The FDA has announced that the “morning after” pill will now be available to teenagers as young as 15 years old over the counter. I guess this means parental consent is not necessary.
In a surprise twist to the decade-plus effort to ease access to morning-after pills, the government is lowering the age limit to 15 for one brand – Plan B One-Step – and will let it be sold over the counter.
Today, Plan B and its generic competition are sold behind pharmacy counters, and people must prove they’re 17 or older to buy the emergency contraception without a prescription. A federal judge had ordered an end to those sales restrictions by next Monday.

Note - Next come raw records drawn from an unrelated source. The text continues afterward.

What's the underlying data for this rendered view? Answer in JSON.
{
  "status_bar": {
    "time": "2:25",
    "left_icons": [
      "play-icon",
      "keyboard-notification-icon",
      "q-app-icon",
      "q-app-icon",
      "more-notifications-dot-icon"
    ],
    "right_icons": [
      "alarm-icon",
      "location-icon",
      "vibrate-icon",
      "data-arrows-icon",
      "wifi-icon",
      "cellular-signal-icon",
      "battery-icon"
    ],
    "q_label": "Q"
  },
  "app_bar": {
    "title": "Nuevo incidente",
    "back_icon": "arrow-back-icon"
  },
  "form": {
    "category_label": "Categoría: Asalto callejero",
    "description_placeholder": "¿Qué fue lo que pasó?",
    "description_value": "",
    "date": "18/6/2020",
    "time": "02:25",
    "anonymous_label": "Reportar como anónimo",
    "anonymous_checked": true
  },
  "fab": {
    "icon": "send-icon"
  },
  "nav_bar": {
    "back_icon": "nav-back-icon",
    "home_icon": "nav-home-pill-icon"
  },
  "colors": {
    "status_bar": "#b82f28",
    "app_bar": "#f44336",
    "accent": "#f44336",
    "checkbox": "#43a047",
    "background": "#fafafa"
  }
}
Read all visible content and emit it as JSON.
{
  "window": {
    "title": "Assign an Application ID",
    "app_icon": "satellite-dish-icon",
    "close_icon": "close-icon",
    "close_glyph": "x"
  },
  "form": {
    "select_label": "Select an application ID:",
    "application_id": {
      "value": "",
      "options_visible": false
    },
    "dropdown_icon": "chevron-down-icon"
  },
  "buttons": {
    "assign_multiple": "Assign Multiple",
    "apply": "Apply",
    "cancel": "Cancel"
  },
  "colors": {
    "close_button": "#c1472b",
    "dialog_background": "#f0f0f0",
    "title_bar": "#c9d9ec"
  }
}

But Tuesday, the Food and Drug Administration approved a different approach: Plan B could sit on drugstore shelves next to condoms, spermicides or other women’s health products – but to make the purchase, buyers must prove they’re 15 or older at the cash register.
Manufacturer Teva Women’s Health, which had applied for the compromise path, said it planned to make the switch in a few months.
Kids can’t take a Tylenol at school without a note from their parents and doctor, but now girls can waltz into a pharmacy with a birth certificate and get the morning after pill. What next?